Bowdoin's new steam turbine-generator, installed last summer, is officially up and running. The College finished commissioning and testing the turbine in early February, according to John Simoneau, facilities project manager.
Since February 17, the earliest date for which data is available, the turbine has generated 71,032 kilowatt hours, or 18 percent of the campus' total electricity. The turbine's ability to generate electricity depends upon the amount of steam that the College uses to heat the campus, which varies seasonally. Under maximum steam flow conditions, the turbine can produce 630 kilowatt hours per day.
Simoneau said that as the weather grows colder and there is more demand for steam to heat the campus, the turbine will generate more electricity.
"We expect the turbine to generate 1.7 million kilowatt hours annually or 10 percent of the electricity the campus consumes," wrote Simoneau in an email to the Orient.

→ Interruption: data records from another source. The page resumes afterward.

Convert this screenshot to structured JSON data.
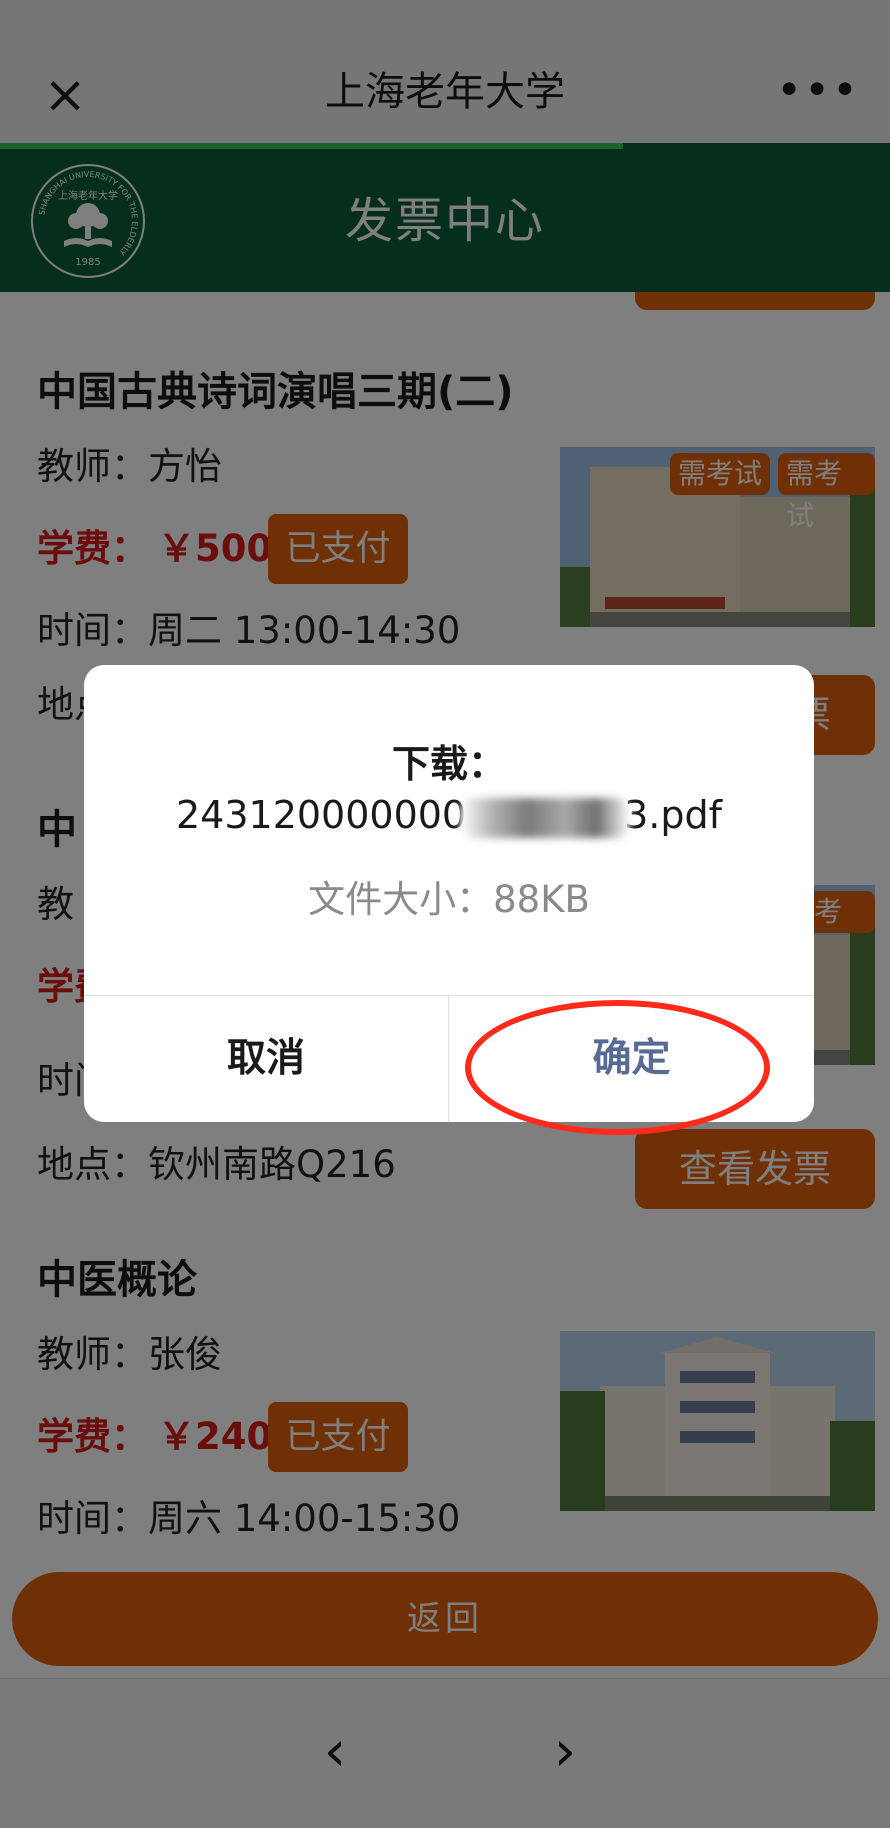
{
  "navbar": {
    "close_glyph": "×",
    "title": "上海老年大学",
    "more_glyph": "•••"
  },
  "banner": {
    "title": "发票中心",
    "logo": {
      "ring_text": "SHANGHAI UNIVERSITY FOR THE ELDERLY",
      "chinese_text": "上海老年大学",
      "year": "1985"
    }
  },
  "courses": [
    {
      "title": "中国古典诗词演唱三期(二)",
      "teacher_label": "教师：",
      "teacher": "方怡",
      "fee_label": "学费：",
      "fee": "￥500",
      "status": "已支付",
      "time_label": "时间：",
      "time": "周二 13:00-14:30",
      "location_label": "地点：",
      "tags": [
        "需考试",
        "需考试"
      ],
      "invoice_button": "查看发票"
    },
    {
      "title": "中",
      "teacher_label": "教",
      "fee_label": "学费",
      "time_label": "时间",
      "location_label": "地点：",
      "location": "钦州南路Q216",
      "tags": [
        "需考试"
      ],
      "invoice_button": "查看发票"
    },
    {
      "title": "中医概论",
      "teacher_label": "教师：",
      "teacher": "张俊",
      "fee_label": "学费：",
      "fee": "￥240",
      "status": "已支付",
      "time_label": "时间：",
      "time": "周六 14:00-15:30"
    }
  ],
  "return_button": "返回",
  "toolbar": {
    "back_glyph": "‹",
    "forward_glyph": "›"
  },
  "dialog": {
    "title": "下载：",
    "filename_prefix": "243120000000",
    "filename_suffix": "3.pdf",
    "size_label": "文件大小：",
    "size_value": "88KB",
    "cancel": "取消",
    "confirm": "确定"
  },
  "colors": {
    "brand_green": "#0c5c3a",
    "accent_orange": "#e0600a",
    "fee_red": "#d61a1a",
    "dialog_confirm": "#576b95",
    "highlight_ring": "#ff2a1a"
  },
  "icons": [
    "close-icon",
    "more-icon",
    "back-arrow-icon",
    "forward-arrow-icon",
    "university-logo"
  ]
}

The turbine was funded by a $400,000 American Recovery and Reinvestment Act grant obtained through the Efficiency Maine Trust in 2010. Part of Bowdoin's long-term goal to be carbon neutral by 2020, the turbine is estimated to reduce the College's indirect carbon dioxide emissions by 700 tons annually.
Facilities Management is engaged in a number of projects to further reduce greenhouse gas emissions, said Simoneau. The department plans to upgrade lighting and kitchen ventilation equipment, convert buildings from oil to natural gas, and weatherize some of the homes and smaller buildings on campus.